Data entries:
╔══

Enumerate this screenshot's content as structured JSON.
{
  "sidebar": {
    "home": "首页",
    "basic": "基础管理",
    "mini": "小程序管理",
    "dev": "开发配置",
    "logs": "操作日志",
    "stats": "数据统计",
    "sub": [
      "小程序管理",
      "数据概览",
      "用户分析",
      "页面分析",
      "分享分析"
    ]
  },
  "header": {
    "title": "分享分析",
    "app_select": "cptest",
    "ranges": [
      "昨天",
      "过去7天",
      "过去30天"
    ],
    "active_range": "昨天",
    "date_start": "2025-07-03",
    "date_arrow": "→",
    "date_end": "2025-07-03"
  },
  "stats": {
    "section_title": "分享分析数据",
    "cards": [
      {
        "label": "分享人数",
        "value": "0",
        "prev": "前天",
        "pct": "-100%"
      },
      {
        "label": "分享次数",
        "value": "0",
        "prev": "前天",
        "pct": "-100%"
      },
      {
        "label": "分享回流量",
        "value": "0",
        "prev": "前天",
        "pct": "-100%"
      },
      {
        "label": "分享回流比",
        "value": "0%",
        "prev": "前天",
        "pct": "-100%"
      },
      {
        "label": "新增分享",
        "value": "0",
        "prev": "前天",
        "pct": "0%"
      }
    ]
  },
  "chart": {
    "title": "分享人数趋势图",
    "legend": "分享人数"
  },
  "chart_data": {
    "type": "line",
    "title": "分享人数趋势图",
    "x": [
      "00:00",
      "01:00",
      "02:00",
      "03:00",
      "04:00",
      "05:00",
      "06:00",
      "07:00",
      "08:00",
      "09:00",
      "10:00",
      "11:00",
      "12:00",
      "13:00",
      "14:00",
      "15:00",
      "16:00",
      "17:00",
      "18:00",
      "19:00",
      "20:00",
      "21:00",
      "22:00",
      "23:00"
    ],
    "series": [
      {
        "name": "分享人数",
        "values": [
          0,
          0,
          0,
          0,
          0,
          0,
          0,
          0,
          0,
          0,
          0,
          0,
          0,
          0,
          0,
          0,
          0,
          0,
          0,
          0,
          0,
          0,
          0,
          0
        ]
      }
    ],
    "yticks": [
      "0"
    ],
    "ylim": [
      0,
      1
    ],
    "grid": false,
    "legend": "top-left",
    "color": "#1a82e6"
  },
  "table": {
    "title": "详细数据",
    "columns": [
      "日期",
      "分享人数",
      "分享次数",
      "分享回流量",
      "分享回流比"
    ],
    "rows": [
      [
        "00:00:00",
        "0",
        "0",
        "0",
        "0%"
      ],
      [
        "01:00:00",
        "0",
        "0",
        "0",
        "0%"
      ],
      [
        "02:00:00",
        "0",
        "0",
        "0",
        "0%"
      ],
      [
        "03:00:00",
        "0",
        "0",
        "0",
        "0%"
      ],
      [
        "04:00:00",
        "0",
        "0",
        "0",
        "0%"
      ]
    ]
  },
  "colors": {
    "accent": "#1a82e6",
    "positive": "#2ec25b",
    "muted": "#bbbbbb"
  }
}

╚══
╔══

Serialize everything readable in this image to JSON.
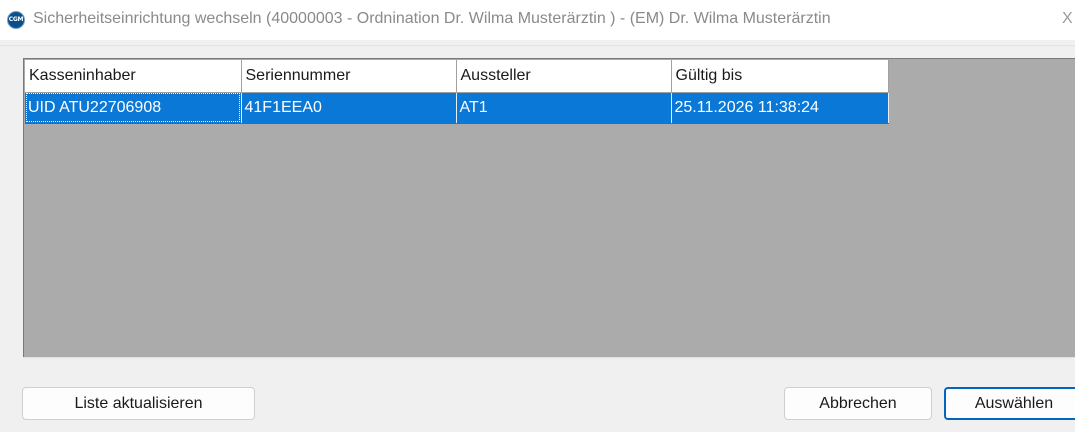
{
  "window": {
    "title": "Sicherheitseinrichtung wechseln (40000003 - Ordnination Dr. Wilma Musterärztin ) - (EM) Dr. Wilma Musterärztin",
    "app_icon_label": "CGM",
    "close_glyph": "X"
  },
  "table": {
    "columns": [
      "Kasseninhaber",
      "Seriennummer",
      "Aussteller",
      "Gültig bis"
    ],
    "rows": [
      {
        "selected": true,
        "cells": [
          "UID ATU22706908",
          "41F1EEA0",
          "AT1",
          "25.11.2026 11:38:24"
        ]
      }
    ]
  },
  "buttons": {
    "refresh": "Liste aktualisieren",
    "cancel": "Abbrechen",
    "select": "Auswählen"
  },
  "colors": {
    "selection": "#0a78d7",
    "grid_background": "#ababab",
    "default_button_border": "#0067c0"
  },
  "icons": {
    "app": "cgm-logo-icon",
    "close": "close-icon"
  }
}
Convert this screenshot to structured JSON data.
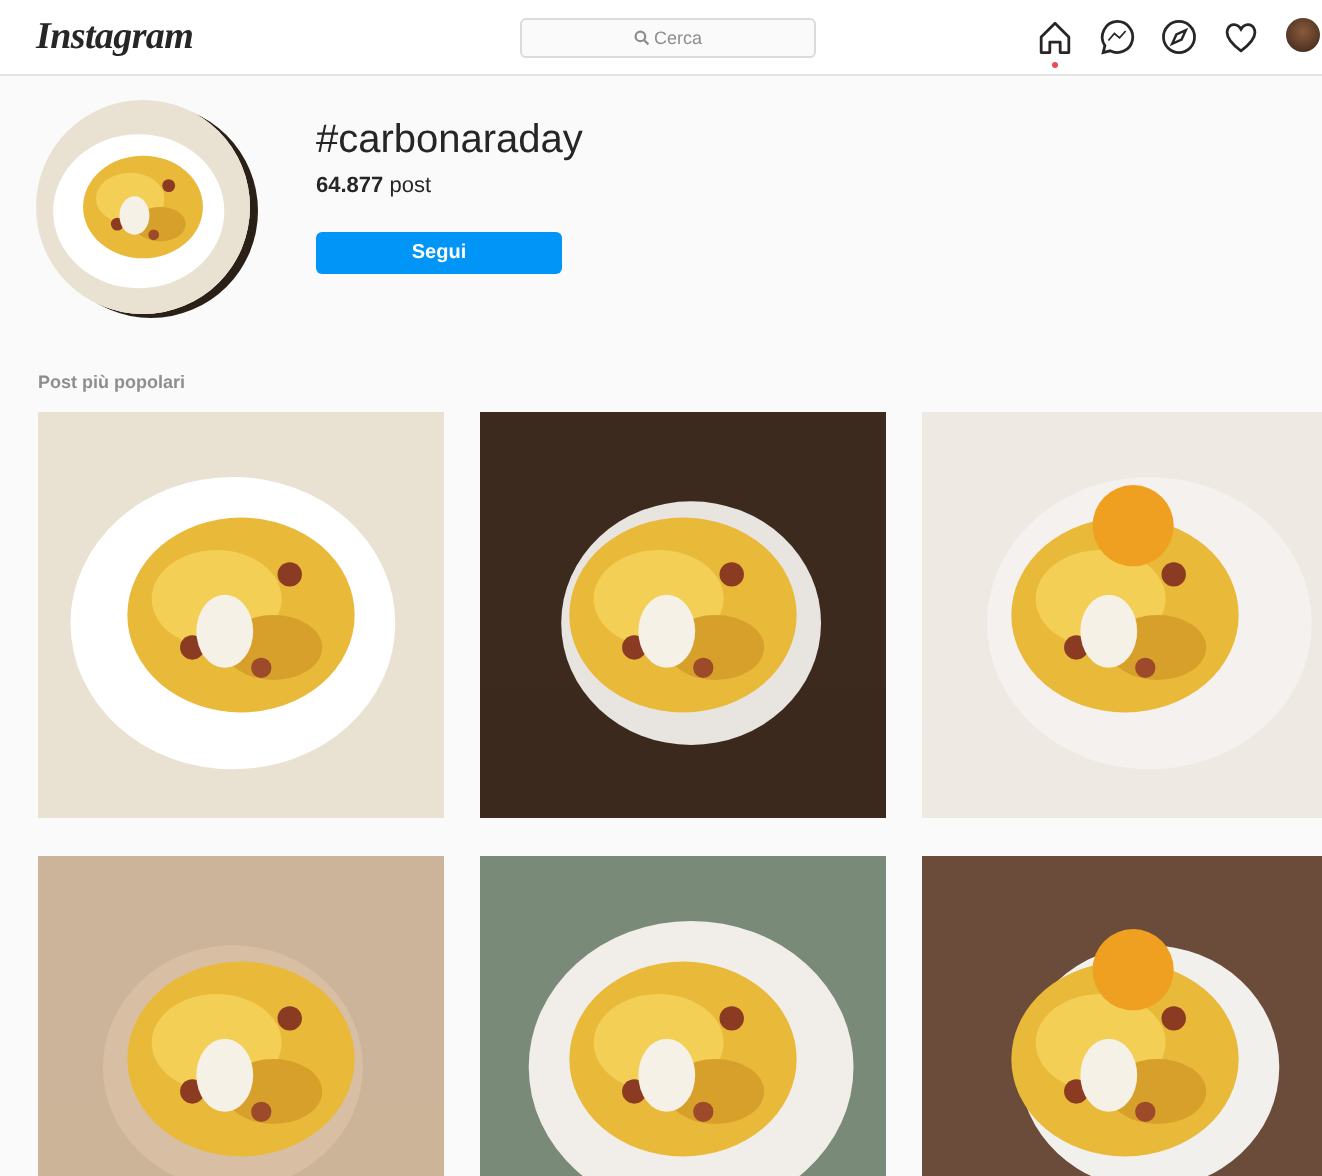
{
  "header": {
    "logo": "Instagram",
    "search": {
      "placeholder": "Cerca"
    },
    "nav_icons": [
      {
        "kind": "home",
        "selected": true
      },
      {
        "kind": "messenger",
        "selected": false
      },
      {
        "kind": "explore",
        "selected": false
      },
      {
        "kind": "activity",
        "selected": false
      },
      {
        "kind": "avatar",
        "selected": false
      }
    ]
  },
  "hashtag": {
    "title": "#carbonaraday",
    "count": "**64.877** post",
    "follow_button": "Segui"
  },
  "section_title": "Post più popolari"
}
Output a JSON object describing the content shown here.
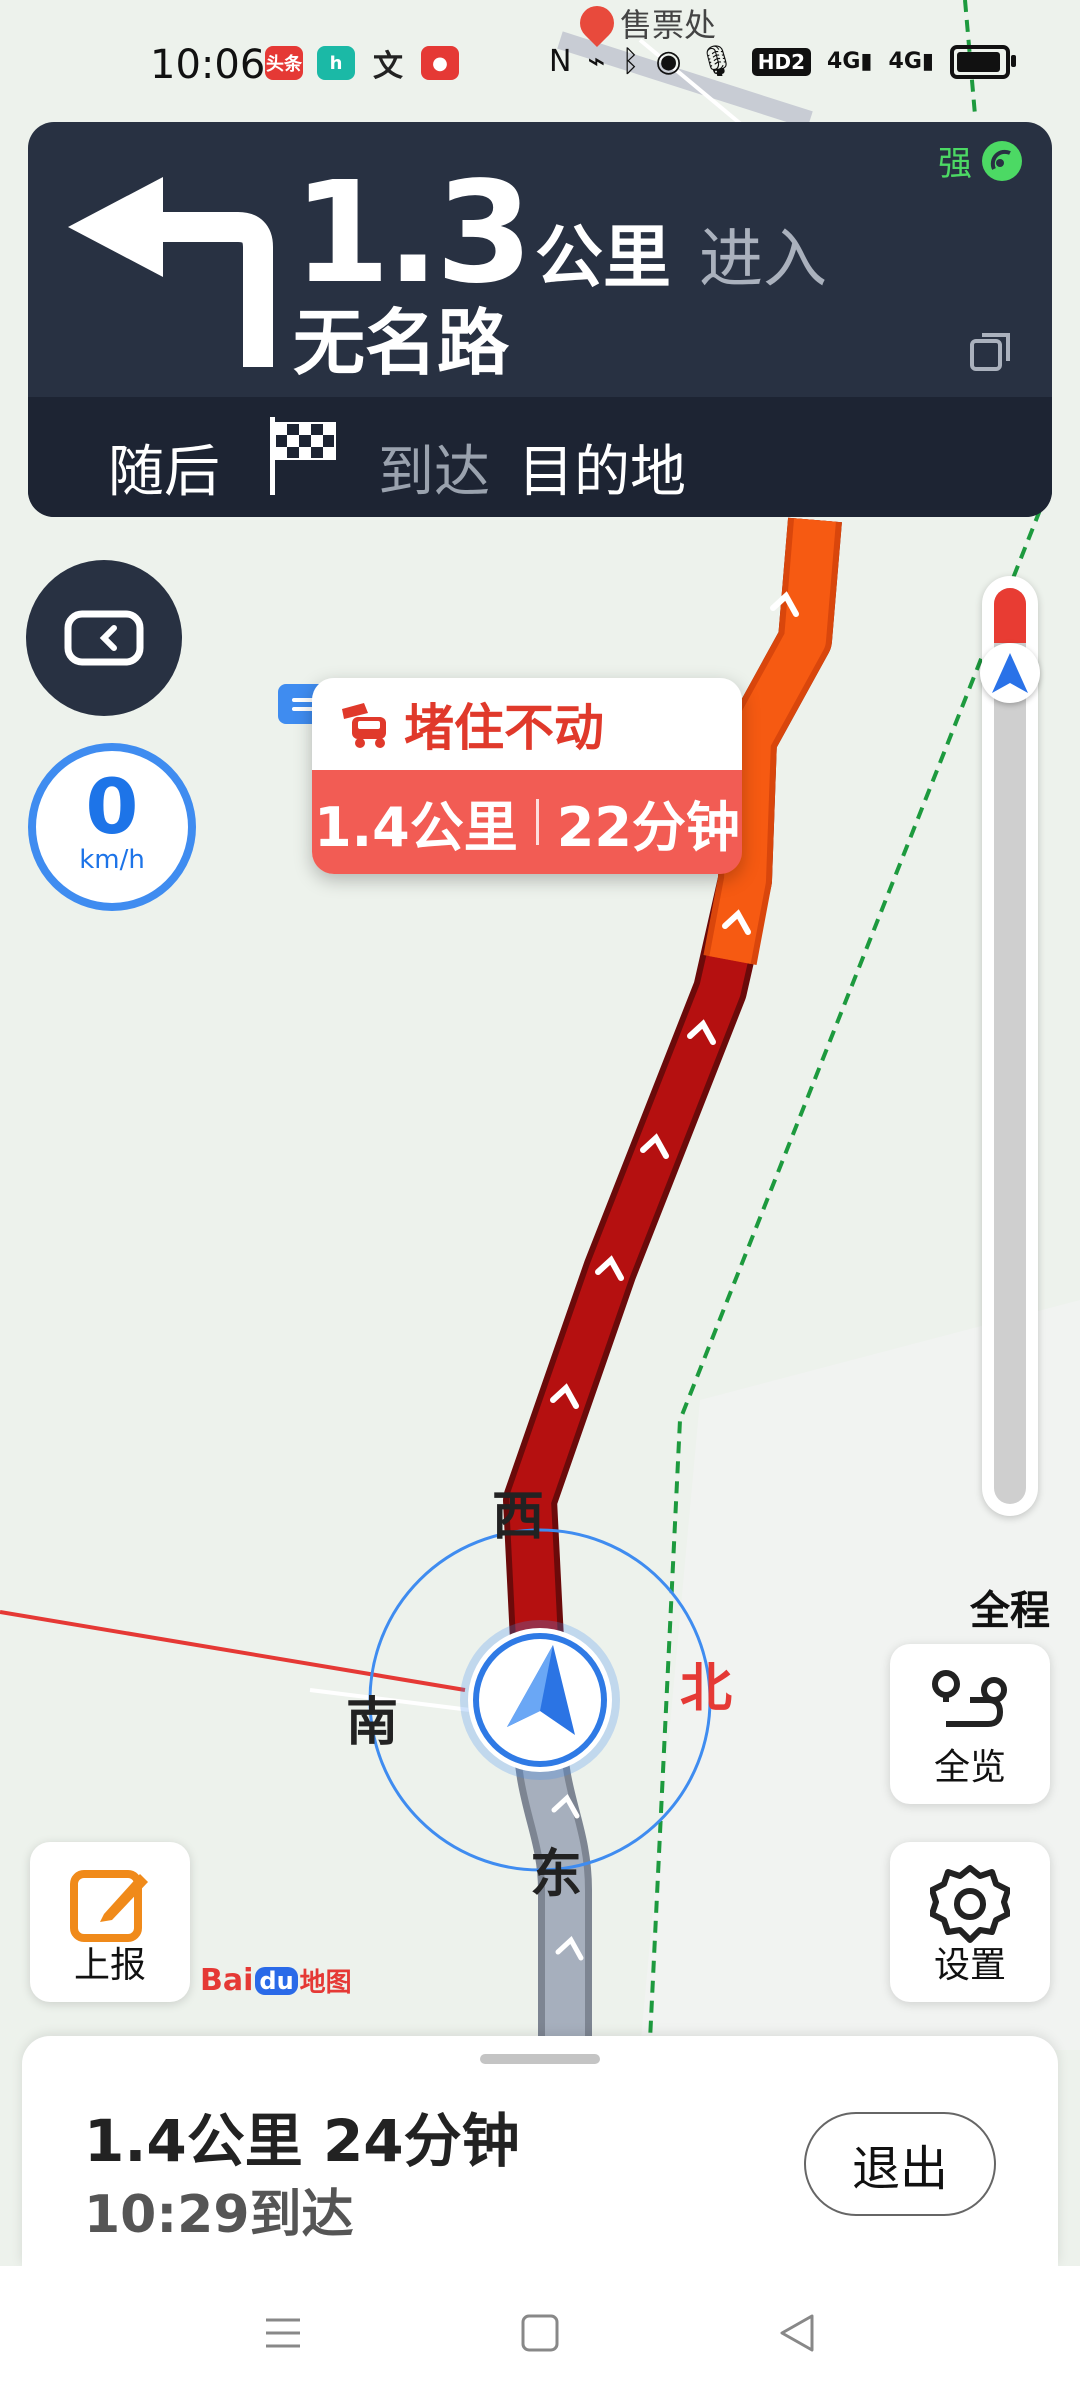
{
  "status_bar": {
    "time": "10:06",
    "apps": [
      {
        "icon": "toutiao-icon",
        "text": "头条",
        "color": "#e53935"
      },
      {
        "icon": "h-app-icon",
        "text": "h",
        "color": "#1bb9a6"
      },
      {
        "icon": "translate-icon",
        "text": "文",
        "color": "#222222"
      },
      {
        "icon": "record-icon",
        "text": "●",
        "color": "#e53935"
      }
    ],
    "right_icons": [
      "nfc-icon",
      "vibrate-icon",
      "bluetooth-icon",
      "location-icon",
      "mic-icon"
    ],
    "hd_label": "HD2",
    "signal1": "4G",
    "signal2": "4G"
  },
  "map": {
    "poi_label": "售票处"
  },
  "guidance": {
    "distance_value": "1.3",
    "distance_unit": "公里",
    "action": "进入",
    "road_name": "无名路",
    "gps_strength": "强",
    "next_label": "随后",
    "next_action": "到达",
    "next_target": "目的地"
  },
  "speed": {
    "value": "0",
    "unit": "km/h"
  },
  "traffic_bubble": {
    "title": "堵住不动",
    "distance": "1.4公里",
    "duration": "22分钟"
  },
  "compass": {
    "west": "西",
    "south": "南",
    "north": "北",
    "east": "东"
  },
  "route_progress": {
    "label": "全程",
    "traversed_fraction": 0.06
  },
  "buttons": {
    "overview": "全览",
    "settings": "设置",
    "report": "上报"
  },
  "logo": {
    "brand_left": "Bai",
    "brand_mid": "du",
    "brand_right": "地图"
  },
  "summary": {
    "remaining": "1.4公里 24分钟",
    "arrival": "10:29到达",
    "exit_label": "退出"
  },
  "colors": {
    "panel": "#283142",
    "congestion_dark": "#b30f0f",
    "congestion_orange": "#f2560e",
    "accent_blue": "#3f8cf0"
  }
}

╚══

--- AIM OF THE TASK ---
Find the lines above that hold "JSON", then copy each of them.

--- YOUR RESPONSE ---
Enumerate this screenshot's content as structured JSON.
Serialize everything readable in this image to JSON.
Convert this screenshot to structured JSON data.
Output a JSON object describing the content shown here.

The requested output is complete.